  • Cinematic Strumming: Stanley’s Gig

    STANLEY’S GIG (2000)

    Director: Marc Lazard

    Stars: William Sanderson, Marla Gibbs, Faye Dunaway, Stephen Tobolowsky

    WITH Ian Whitcomb and Jim Beloff credited as ‘Ukulele Consultants’ and a vintage Martin O in a starring role, Stanley’s Gig is essential viewing. 

    Inspired by real-life characters, the film revolves around LA resident Stanley Myer (Sanderson), a divorced, broke, recovering alcoholic who dreams of a job playing his uke on a cruise ship to Hawaii. 

    Stanley tries his best

    With the help of his only friend Leila (Dunaway), Stanley gets an audition with a Japanese cruise company, but fails to win over the executives with his version of Makin’ Love Ukulele Style, mainly because he simply doesn’t look the part. 

    To make ends meet, he starts working at a nursing home, playing for the residents, and it’s there he meets Eleanor (Gibbs), a bitter, retired jazz singer who claims to hate music. 

    Eleanor and Stanley

    Imbued with a renewed sense of purpose, Stanley makes it his business to help Eleanor reconnect with the world, and in doing so helps himself. 

    While the picture quality and the dubbing on the songs is a bit patchy, it takes nothing away from what is a great little film about the power of music to heal and bridge generations. And it’s hard to fault a soundtrack that includes catchy Whitcomb originals such as Ukulele Heaven and The Uke Is On The March
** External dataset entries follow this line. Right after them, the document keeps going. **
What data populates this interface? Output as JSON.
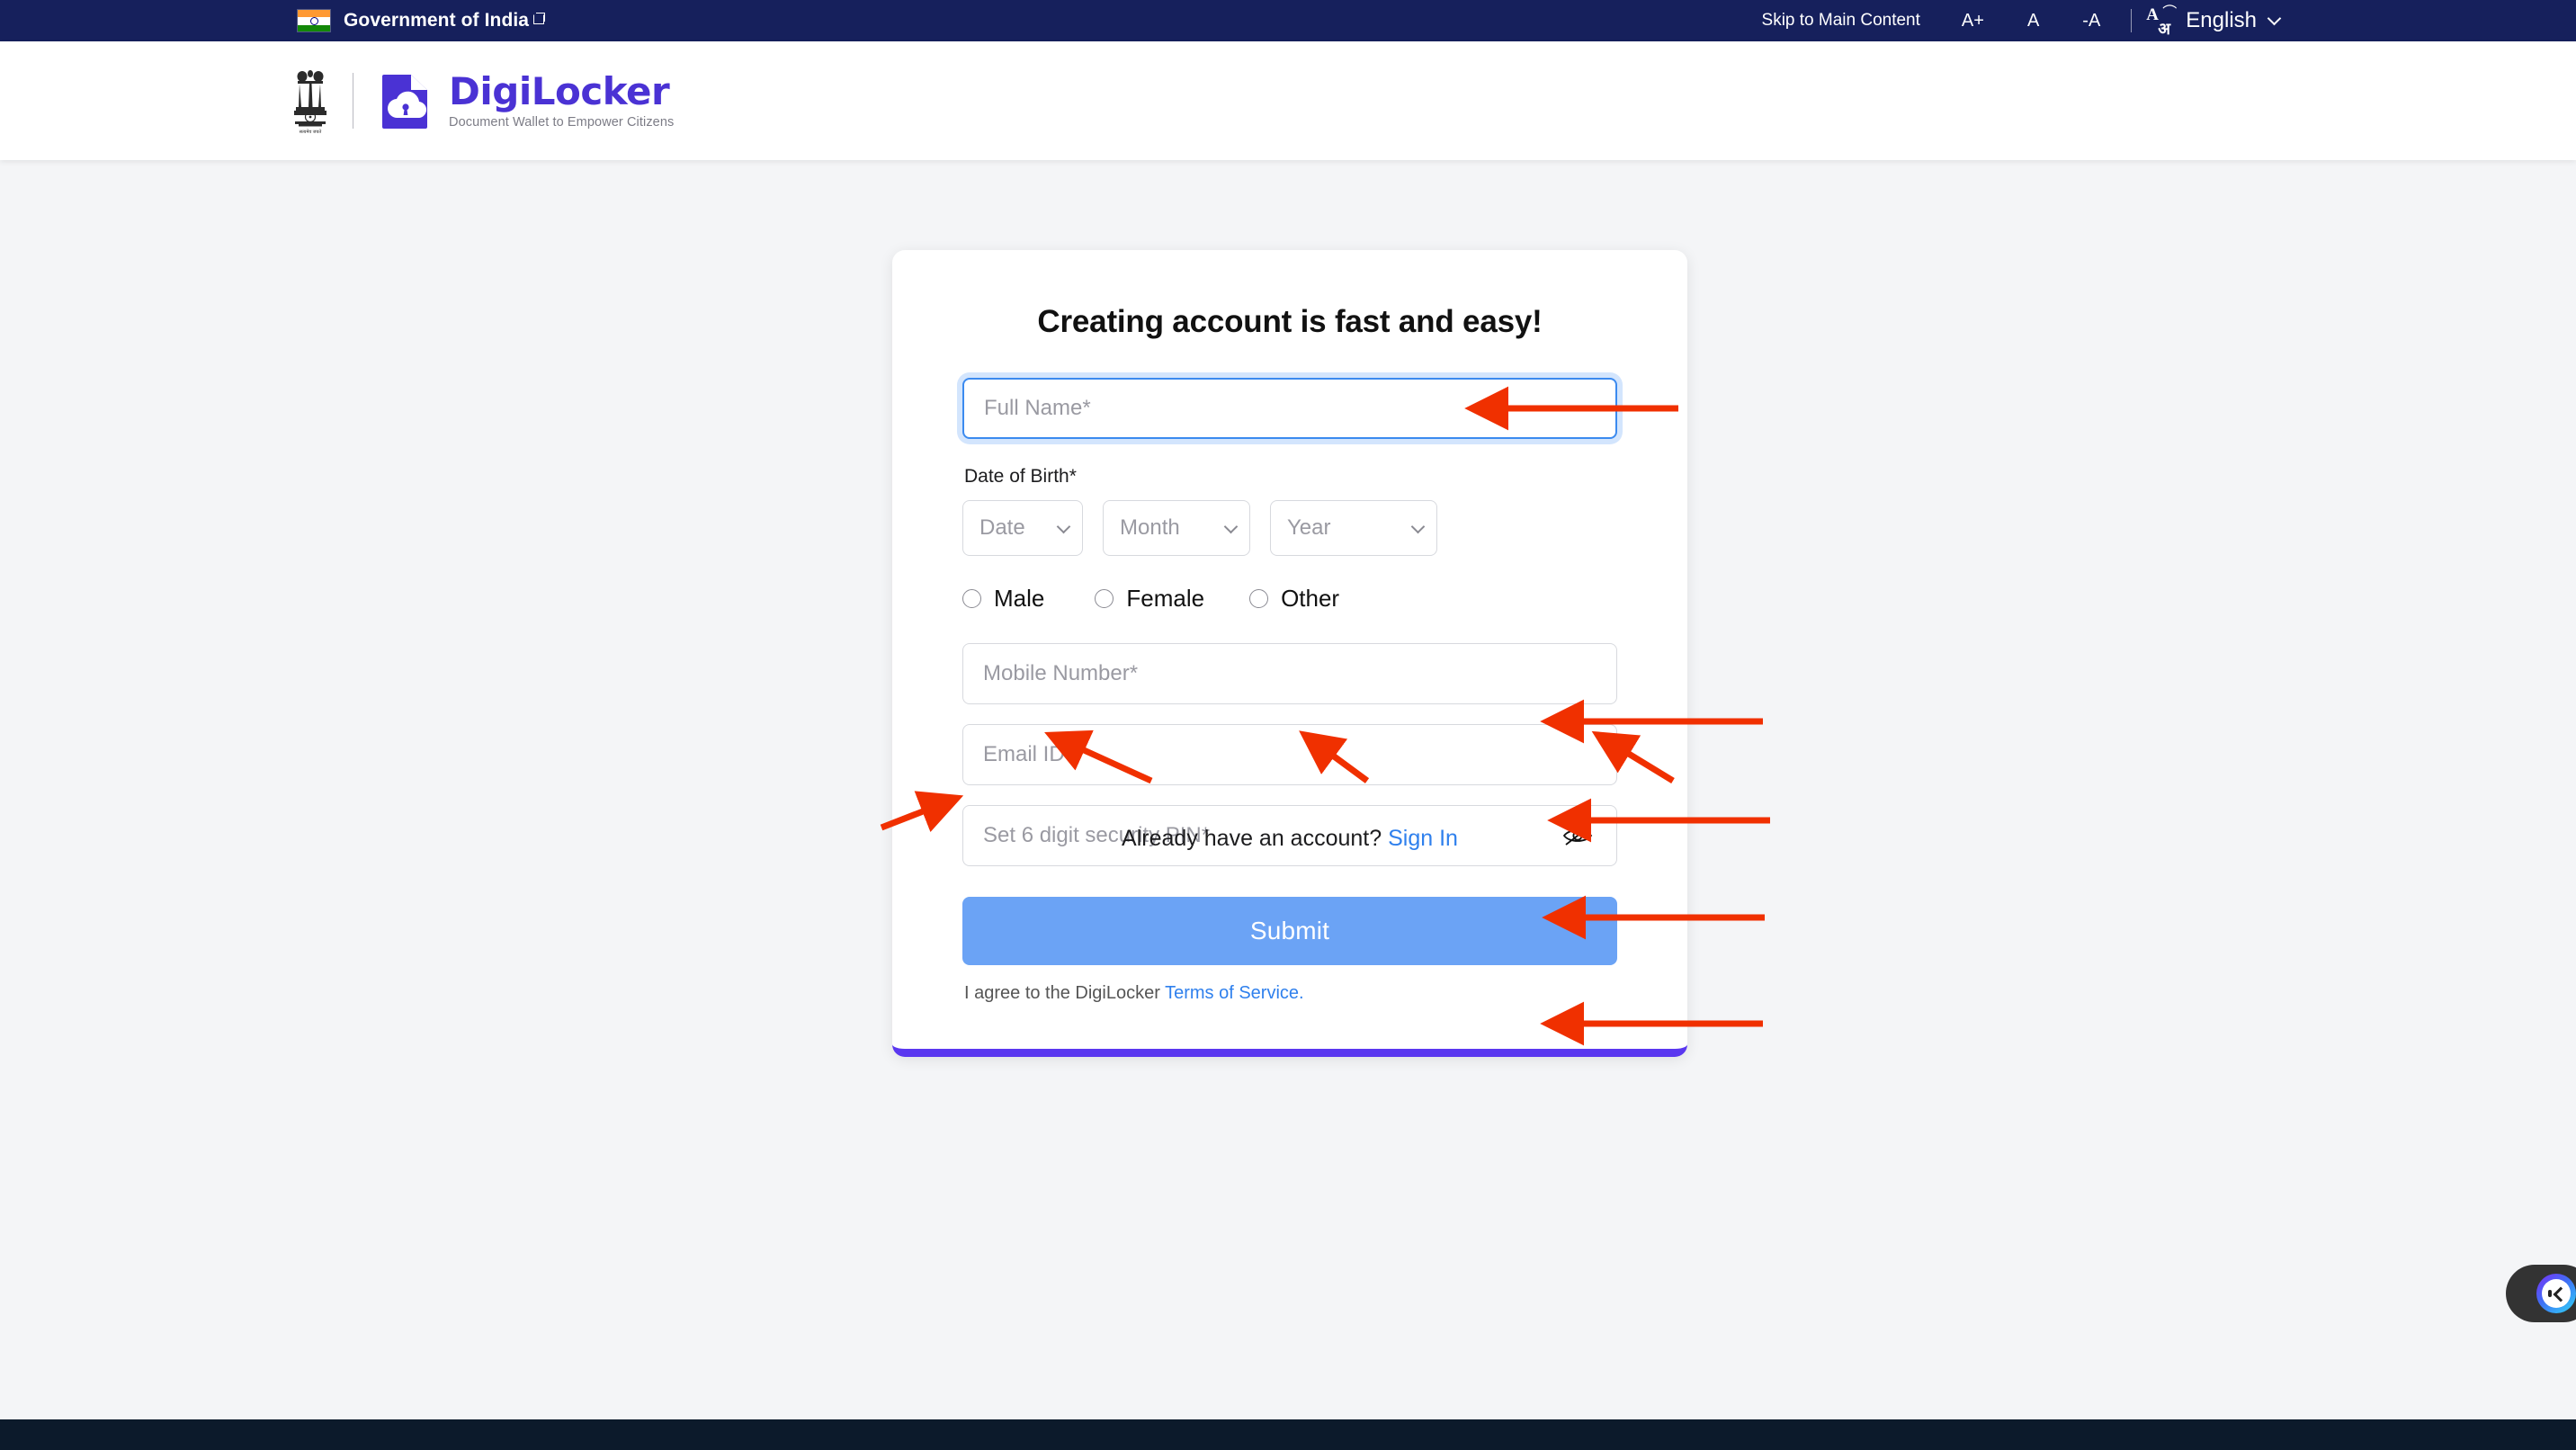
{
  "gov_bar": {
    "flag_icon": "india-flag-icon",
    "title": "Government of India",
    "external_link_icon": "external-link-icon",
    "skip_link": "Skip to Main Content",
    "font_increase": "A+",
    "font_normal": "A",
    "font_decrease": "-A",
    "translate_icon": "translate-icon",
    "translate_latin": "A",
    "translate_devanagari": "अ",
    "language": "English",
    "chevron_icon": "chevron-down-icon",
    "bg_color": "#16205c"
  },
  "header": {
    "emblem_icon": "india-national-emblem-icon",
    "logo_icon": "digilocker-document-cloud-lock-icon",
    "brand_name": "DigiLocker",
    "tagline": "Document Wallet to Empower Citizens",
    "brand_color": "#4a32d4"
  },
  "form": {
    "title": "Creating account is fast and easy!",
    "full_name": {
      "placeholder": "Full Name*",
      "value": "",
      "focused": true
    },
    "dob_label": "Date of Birth*",
    "dob": {
      "date": {
        "selected": "Date"
      },
      "month": {
        "selected": "Month"
      },
      "year": {
        "selected": "Year"
      }
    },
    "gender": {
      "options": [
        {
          "label": "Male",
          "selected": false
        },
        {
          "label": "Female",
          "selected": false
        },
        {
          "label": "Other",
          "selected": false
        }
      ]
    },
    "mobile": {
      "placeholder": "Mobile Number*",
      "value": ""
    },
    "email": {
      "placeholder": "Email ID",
      "value": ""
    },
    "pin": {
      "placeholder": "Set 6 digit security PIN*",
      "value": "",
      "toggle_icon": "eye-off-icon"
    },
    "submit_label": "Submit",
    "submit_color": "#6ba3f5",
    "terms_prefix": "I agree to the DigiLocker ",
    "terms_link": "Terms of Service.",
    "accent_color": "#5a37f0"
  },
  "signin": {
    "prompt": "Already have an account? ",
    "link": "Sign In"
  },
  "chat": {
    "icon": "chat-assistant-icon"
  },
  "annotations": {
    "color": "#f03000",
    "arrows": [
      {
        "target": "full-name-input"
      },
      {
        "target": "dob-date-select"
      },
      {
        "target": "dob-month-select"
      },
      {
        "target": "dob-year-select"
      },
      {
        "target": "gender-male-radio"
      },
      {
        "target": "mobile-input"
      },
      {
        "target": "email-input"
      },
      {
        "target": "pin-input"
      },
      {
        "target": "submit-button"
      }
    ]
  }
}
  • Hall Of Fame: Tessie O’Shea

    WHEN people see or hear a ukulele-banjo (or banjo-uke or banjolele), they almost invariably think of George Formby, the English comedian with the naughty songs and the dynamite right hand. But there was another British entertainer treading the boards and strumming up a storm during the same period as George – the magnificent Tessie O’Shea.

    Born in Cardiff, Wales on March 13, 1913, Tessie was something of a child prodigy. She reportedly started working at the age of six and was booked for a solo appearance at the Bristol Hippodrome in England when she was 12. At 15, while starring in a revue in Blackpool, she first performed the song Two-Ton Tessie From Tennessee, which quickly became her signature tune.

    By the mid-1940s, Tessie was topping the bill at the London Palladium, a bona fide music hall star. Movie roles and hit records followed and, in 1963, Noël Coward created a part specifically for her in his Broadway musical The Girl Who Came To Supper. Tessie’s turn as Cockney fish’n’chips seller Ada Cockle garnered her a Tony Award and an American audience. She was a guest on The Ed Sullivan Show in 1963 and proved so popular that she was invited back the following year to share the stage with The Beatles.

    “Tessie was a powerful player,” says Chris Jameson, the owner of O’Shea’s Gibson UB5 uke-banjo. “You probably wouldn’t have lent her your favourite ukulele, if not because of her enthusiastic fan stroke, then maybe for her habit of throwing her uke in the air at the end of a song and not always catching it.”

    As Tessie’s career wound down, she moved to Florida, USA, where she lived with her friend Ernest Wampola, a well-known pianist and composer she had met during World War II, when they were both entertaining the troops. Ernest became Tessie’s musical director and manager and welcomed her into his family.

    In 1995, Tessie died of congestive heart failure at the age of 82. A fantastic player with an infectious lust for life, she deserves to be remembered as a ukulele legend.

    By Cameron Murray

    This article originally appeared in Issue 9 of KAMUKE Ukulele Magazine, which is available in the Store